Web page and app entries:
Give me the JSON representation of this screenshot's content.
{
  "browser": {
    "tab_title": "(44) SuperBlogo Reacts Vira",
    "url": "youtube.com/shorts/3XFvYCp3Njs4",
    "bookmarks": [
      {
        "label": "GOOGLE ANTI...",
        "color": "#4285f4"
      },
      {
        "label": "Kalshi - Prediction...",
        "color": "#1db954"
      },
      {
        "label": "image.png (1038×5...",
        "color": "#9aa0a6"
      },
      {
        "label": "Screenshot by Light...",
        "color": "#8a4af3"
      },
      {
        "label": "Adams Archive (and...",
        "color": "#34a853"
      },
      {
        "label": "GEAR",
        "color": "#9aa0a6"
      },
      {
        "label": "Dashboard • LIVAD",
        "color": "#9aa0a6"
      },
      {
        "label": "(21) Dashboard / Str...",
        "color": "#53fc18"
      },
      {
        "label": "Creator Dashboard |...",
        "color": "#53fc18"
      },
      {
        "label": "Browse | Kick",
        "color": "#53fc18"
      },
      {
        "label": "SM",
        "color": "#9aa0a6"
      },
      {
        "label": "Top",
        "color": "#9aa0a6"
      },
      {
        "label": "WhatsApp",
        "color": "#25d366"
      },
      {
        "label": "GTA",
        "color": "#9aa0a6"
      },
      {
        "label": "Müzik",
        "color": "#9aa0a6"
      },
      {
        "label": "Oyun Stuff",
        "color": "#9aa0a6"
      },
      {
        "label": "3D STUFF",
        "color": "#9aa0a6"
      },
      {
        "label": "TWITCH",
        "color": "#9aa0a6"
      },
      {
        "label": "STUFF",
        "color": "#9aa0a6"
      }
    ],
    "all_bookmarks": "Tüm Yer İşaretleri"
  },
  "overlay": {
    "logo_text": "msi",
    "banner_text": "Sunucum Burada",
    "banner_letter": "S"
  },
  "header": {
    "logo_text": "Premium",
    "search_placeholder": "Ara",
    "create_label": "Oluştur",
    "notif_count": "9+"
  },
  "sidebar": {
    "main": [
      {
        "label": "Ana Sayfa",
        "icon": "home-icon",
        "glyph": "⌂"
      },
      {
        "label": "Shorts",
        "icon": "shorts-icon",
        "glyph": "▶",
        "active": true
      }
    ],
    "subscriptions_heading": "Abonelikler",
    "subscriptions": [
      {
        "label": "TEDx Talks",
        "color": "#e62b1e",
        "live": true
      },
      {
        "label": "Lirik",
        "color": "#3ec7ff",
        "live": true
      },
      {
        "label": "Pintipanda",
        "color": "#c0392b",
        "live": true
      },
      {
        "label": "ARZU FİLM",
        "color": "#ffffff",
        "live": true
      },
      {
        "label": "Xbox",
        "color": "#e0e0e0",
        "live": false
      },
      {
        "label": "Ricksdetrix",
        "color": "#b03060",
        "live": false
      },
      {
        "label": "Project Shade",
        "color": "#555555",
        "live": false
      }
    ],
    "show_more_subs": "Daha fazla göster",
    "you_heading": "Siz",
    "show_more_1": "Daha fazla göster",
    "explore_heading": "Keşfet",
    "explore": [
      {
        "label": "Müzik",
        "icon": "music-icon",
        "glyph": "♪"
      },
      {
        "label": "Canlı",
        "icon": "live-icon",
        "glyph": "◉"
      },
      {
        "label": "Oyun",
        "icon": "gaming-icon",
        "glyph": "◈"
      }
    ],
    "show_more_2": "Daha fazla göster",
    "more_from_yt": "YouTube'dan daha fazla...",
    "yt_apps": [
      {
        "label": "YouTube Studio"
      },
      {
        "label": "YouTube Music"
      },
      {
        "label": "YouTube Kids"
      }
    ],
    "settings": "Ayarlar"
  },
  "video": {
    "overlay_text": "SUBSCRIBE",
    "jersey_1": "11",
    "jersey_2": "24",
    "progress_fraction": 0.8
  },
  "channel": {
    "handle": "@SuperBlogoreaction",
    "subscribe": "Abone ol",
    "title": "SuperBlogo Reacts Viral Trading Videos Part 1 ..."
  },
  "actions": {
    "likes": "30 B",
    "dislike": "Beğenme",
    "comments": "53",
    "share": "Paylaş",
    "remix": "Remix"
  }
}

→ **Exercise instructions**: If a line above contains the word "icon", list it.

→ **Your solution**:
        "icon": "home-icon",
        "icon": "shorts-icon",
        "icon": "music-icon",
        "icon": "live-icon",
        "icon": "gaming-icon",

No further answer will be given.